## Work order
Check every line below for the word "Refund" and copy the ones that have it.

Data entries
Segment Open
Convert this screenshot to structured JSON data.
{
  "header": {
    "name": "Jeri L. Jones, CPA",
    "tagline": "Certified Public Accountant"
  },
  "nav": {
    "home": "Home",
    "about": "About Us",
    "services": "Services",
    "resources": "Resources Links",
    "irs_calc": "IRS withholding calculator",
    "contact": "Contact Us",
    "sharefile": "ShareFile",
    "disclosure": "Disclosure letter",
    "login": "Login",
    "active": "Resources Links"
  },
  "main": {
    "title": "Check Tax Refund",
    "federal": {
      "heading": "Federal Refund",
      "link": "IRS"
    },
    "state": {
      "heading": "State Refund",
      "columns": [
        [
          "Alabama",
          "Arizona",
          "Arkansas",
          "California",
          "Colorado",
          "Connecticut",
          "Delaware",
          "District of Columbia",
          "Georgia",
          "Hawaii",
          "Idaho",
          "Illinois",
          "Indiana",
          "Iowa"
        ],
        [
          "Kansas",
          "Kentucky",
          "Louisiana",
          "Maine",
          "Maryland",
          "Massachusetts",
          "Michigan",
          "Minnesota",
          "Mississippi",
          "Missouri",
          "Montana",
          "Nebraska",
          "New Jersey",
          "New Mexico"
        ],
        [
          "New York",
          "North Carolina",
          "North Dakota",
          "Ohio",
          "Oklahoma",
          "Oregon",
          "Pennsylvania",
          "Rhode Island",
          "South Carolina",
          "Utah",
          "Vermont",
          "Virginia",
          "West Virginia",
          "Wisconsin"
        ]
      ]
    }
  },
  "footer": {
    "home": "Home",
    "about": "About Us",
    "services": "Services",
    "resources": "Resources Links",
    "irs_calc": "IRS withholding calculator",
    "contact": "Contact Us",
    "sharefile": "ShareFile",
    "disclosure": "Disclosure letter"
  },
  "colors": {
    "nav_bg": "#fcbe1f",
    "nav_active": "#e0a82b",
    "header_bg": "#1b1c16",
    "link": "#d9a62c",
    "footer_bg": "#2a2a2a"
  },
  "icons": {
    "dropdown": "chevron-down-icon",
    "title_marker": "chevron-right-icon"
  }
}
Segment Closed
## Result
    "title": "Check Tax Refund",
      "heading": "Federal Refund",
      "heading": "State Refund",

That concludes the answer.